> _THE DATA_:
☆ ☆ ☆ ☆
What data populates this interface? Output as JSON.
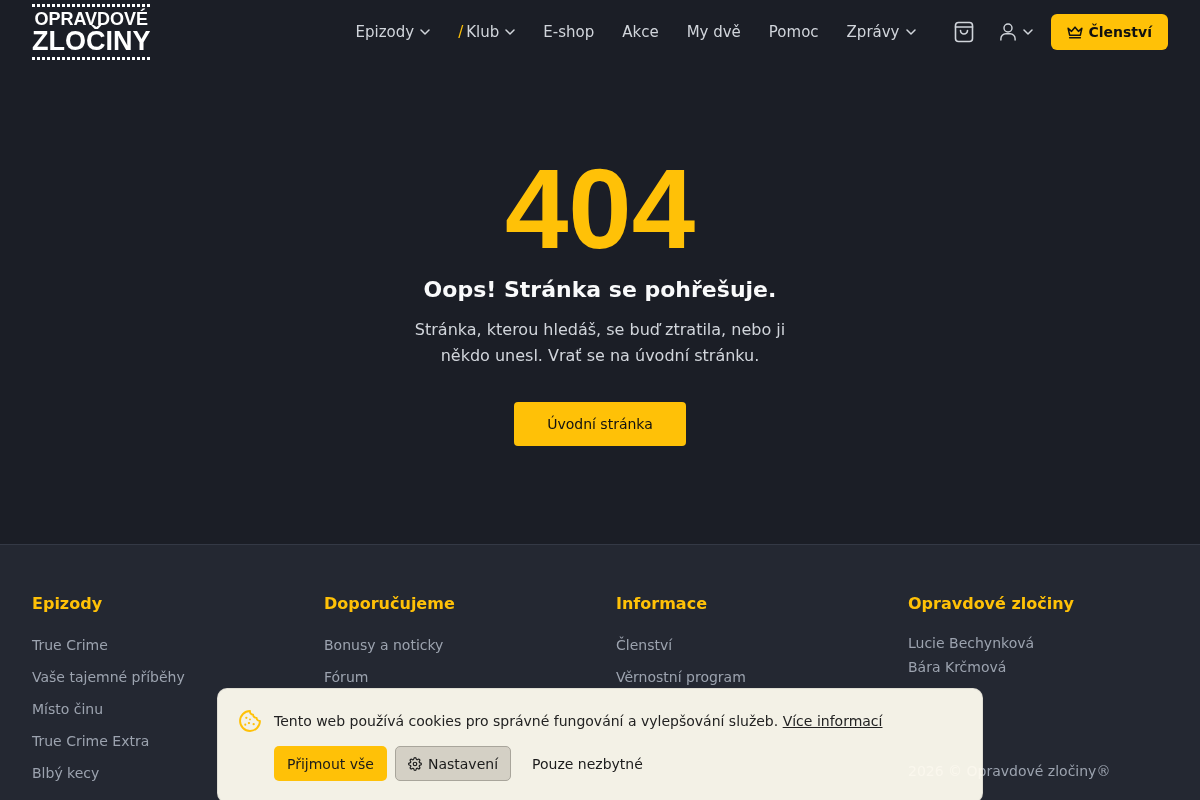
{
  "header": {
    "logo": {
      "lines": [
        "OPRAVDOVÉ",
        "ZLOČINY"
      ]
    },
    "nav": [
      {
        "label": "Epizody",
        "has_menu": true
      },
      {
        "label": "Klub",
        "prefix": "/",
        "has_menu": true
      },
      {
        "label": "E-shop",
        "has_menu": false
      },
      {
        "label": "Akce",
        "has_menu": false
      },
      {
        "label": "My dvě",
        "has_menu": false
      },
      {
        "label": "Pomoc",
        "has_menu": false
      },
      {
        "label": "Zprávy",
        "has_menu": true
      }
    ],
    "membership_button": {
      "label": "Členství"
    }
  },
  "error": {
    "code": "404",
    "title": "Oops! Stránka se pohřešuje.",
    "message": "Stránka, kterou hledáš, se buď ztratila, nebo ji někdo unesl. Vrať se na úvodní stránku.",
    "button": "Úvodní stránka"
  },
  "footer": {
    "columns": [
      {
        "kind": "links",
        "heading": "Epizody",
        "links": [
          "True Crime",
          "Vaše tajemné příběhy",
          "Místo činu",
          "True Crime Extra",
          "Blbý kecy"
        ]
      },
      {
        "kind": "links",
        "heading": "Doporučujeme",
        "links": [
          "Bonusy a noticky",
          "Fórum"
        ]
      },
      {
        "kind": "links",
        "heading": "Informace",
        "links": [
          "Členství",
          "Věrnostní program"
        ]
      },
      {
        "kind": "about",
        "heading": "Opravdové zločiny",
        "names": [
          "Lucie Bechynková",
          "Bára Krčmová"
        ],
        "copyright": "2026 © Opravdové zločiny®"
      }
    ]
  },
  "cookie_banner": {
    "text": "Tento web používá cookies pro správné fungování a vylepšování služeb.",
    "link": "Více informací",
    "buttons": [
      {
        "label": "Přijmout vše",
        "kind": "primary"
      },
      {
        "label": "Nastavení",
        "kind": "settings"
      },
      {
        "label": "Pouze nezbytné",
        "kind": "plain"
      }
    ]
  }
}
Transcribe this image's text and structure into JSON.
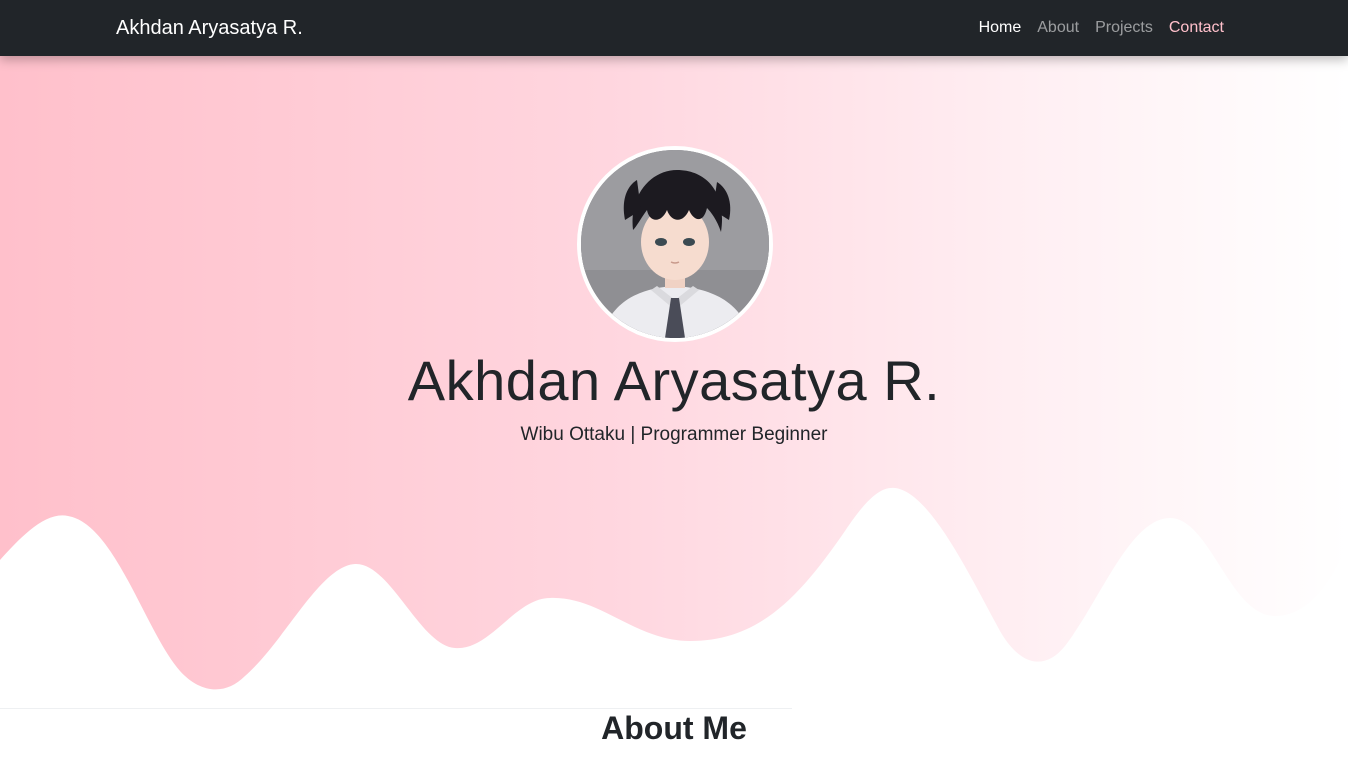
{
  "navbar": {
    "brand": "Akhdan Aryasatya R.",
    "links": [
      {
        "label": "Home",
        "state": "active"
      },
      {
        "label": "About",
        "state": "inactive"
      },
      {
        "label": "Projects",
        "state": "inactive"
      },
      {
        "label": "Contact",
        "state": "highlighted"
      }
    ]
  },
  "hero": {
    "avatar_icon": "profile-photo-anime-boy",
    "title": "Akhdan Aryasatya R.",
    "subtitle": "Wibu Ottaku | Programmer Beginner",
    "gradient_colors": [
      "#ffc0cb",
      "#ffffff"
    ]
  },
  "about": {
    "heading": "About Me"
  },
  "colors": {
    "navbar_bg": "#212529",
    "accent_pink": "#ffc0cb",
    "text_dark": "#212529"
  }
}
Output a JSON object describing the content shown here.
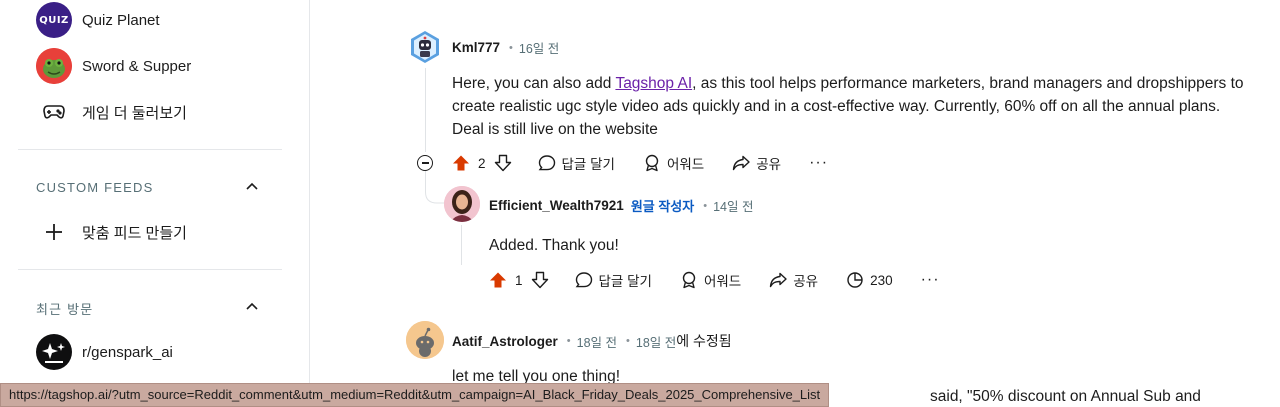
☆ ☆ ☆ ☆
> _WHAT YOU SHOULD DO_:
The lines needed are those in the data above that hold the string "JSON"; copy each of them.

> _SOLUTION BELOW_:
What data populates this interface? Output as JSON.
Transcribe this image's text and structure into JSON.
Output a JSON object describing the content shown here.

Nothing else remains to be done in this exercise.